** Opening DATASET block **

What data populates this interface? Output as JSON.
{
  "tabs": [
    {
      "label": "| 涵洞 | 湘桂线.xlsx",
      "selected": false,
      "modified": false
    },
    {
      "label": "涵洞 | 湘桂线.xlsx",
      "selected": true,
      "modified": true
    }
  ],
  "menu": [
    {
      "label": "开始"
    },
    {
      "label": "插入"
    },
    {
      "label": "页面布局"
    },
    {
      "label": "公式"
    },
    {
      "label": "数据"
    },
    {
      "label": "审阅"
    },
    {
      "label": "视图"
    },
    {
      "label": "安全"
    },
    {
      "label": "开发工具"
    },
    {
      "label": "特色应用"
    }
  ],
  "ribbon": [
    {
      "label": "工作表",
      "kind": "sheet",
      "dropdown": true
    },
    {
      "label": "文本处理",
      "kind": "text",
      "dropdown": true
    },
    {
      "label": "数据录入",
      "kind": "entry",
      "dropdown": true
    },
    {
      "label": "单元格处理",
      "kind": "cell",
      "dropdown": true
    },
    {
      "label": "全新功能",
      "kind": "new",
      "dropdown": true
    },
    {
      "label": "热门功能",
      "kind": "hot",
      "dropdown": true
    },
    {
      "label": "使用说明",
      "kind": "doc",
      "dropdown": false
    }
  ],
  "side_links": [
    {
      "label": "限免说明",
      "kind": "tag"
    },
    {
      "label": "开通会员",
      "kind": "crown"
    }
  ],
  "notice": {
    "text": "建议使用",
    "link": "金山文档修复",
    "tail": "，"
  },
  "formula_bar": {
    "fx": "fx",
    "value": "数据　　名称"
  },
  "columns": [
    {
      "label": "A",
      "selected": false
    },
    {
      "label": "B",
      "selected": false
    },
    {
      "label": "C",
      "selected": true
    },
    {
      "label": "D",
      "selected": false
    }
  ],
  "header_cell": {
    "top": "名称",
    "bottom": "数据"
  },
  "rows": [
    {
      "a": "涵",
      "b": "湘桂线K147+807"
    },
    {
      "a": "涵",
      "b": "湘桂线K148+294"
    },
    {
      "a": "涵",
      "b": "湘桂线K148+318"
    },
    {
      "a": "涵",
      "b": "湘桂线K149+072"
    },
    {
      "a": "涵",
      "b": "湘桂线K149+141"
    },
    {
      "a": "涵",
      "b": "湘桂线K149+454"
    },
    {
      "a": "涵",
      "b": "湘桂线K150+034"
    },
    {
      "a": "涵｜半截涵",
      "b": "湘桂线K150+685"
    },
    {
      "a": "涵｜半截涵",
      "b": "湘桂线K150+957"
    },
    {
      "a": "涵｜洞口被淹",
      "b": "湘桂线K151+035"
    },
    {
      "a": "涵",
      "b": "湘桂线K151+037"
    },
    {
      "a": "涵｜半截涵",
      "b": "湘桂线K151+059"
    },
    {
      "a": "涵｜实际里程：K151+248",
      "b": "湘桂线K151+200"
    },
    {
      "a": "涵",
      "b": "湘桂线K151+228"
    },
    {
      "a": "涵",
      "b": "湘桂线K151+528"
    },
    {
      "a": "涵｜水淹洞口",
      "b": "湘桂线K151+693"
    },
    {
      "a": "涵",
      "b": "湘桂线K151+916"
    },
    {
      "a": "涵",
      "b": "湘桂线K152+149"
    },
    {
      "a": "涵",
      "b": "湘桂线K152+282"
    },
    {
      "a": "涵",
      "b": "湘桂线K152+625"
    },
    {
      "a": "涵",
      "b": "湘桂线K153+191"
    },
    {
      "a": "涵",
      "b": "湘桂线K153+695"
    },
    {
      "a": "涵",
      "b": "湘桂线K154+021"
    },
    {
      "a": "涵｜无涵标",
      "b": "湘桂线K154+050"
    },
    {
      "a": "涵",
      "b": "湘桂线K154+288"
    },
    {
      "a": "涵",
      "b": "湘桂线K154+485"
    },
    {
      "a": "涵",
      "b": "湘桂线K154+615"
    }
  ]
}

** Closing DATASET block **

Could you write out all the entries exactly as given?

What data populates this interface? Output as JSON.
{
  "tabs": [
    {
      "label": "| 涵洞 | 湘桂线.xlsx",
      "selected": false,
      "modified": false
    },
    {
      "label": "涵洞 | 湘桂线.xlsx",
      "selected": true,
      "modified": true
    }
  ],
  "menu": [
    {
      "label": "开始"
    },
    {
      "label": "插入"
    },
    {
      "label": "页面布局"
    },
    {
      "label": "公式"
    },
    {
      "label": "数据"
    },
    {
      "label": "审阅"
    },
    {
      "label": "视图"
    },
    {
      "label": "安全"
    },
    {
      "label": "开发工具"
    },
    {
      "label": "特色应用"
    }
  ],
  "ribbon": [
    {
      "label": "工作表",
      "kind": "sheet",
      "dropdown": true
    },
    {
      "label": "文本处理",
      "kind": "text",
      "dropdown": true
    },
    {
      "label": "数据录入",
      "kind": "entry",
      "dropdown": true
    },
    {
      "label": "单元格处理",
      "kind": "cell",
      "dropdown": true
    },
    {
      "label": "全新功能",
      "kind": "new",
      "dropdown": true
    },
    {
      "label": "热门功能",
      "kind": "hot",
      "dropdown": true
    },
    {
      "label": "使用说明",
      "kind": "doc",
      "dropdown": false
    }
  ],
  "side_links": [
    {
      "label": "限免说明",
      "kind": "tag"
    },
    {
      "label": "开通会员",
      "kind": "crown"
    }
  ],
  "notice": {
    "text": "建议使用",
    "link": "金山文档修复",
    "tail": "，"
  },
  "formula_bar": {
    "fx": "fx",
    "value": "数据　　名称"
  },
  "columns": [
    {
      "label": "A",
      "selected": false
    },
    {
      "label": "B",
      "selected": false
    },
    {
      "label": "C",
      "selected": true
    },
    {
      "label": "D",
      "selected": false
    }
  ],
  "header_cell": {
    "top": "名称",
    "bottom": "数据"
  },
  "rows": [
    {
      "a": "涵",
      "b": "湘桂线K147+807"
    },
    {
      "a": "涵",
      "b": "湘桂线K148+294"
    },
    {
      "a": "涵",
      "b": "湘桂线K148+318"
    },
    {
      "a": "涵",
      "b": "湘桂线K149+072"
    },
    {
      "a": "涵",
      "b": "湘桂线K149+141"
    },
    {
      "a": "涵",
      "b": "湘桂线K149+454"
    },
    {
      "a": "涵",
      "b": "湘桂线K150+034"
    },
    {
      "a": "涵｜半截涵",
      "b": "湘桂线K150+685"
    },
    {
      "a": "涵｜半截涵",
      "b": "湘桂线K150+957"
    },
    {
      "a": "涵｜洞口被淹",
      "b": "湘桂线K151+035"
    },
    {
      "a": "涵",
      "b": "湘桂线K151+037"
    },
    {
      "a": "涵｜半截涵",
      "b": "湘桂线K151+059"
    },
    {
      "a": "涵｜实际里程：K151+248",
      "b": "湘桂线K151+200"
    },
    {
      "a": "涵",
      "b": "湘桂线K151+228"
    },
    {
      "a": "涵",
      "b": "湘桂线K151+528"
    },
    {
      "a": "涵｜水淹洞口",
      "b": "湘桂线K151+693"
    },
    {
      "a": "涵",
      "b": "湘桂线K151+916"
    },
    {
      "a": "涵",
      "b": "湘桂线K152+149"
    },
    {
      "a": "涵",
      "b": "湘桂线K152+282"
    },
    {
      "a": "涵",
      "b": "湘桂线K152+625"
    },
    {
      "a": "涵",
      "b": "湘桂线K153+191"
    },
    {
      "a": "涵",
      "b": "湘桂线K153+695"
    },
    {
      "a": "涵",
      "b": "湘桂线K154+021"
    },
    {
      "a": "涵｜无涵标",
      "b": "湘桂线K154+050"
    },
    {
      "a": "涵",
      "b": "湘桂线K154+288"
    },
    {
      "a": "涵",
      "b": "湘桂线K154+485"
    },
    {
      "a": "涵",
      "b": "湘桂线K154+615"
    }
  ]
}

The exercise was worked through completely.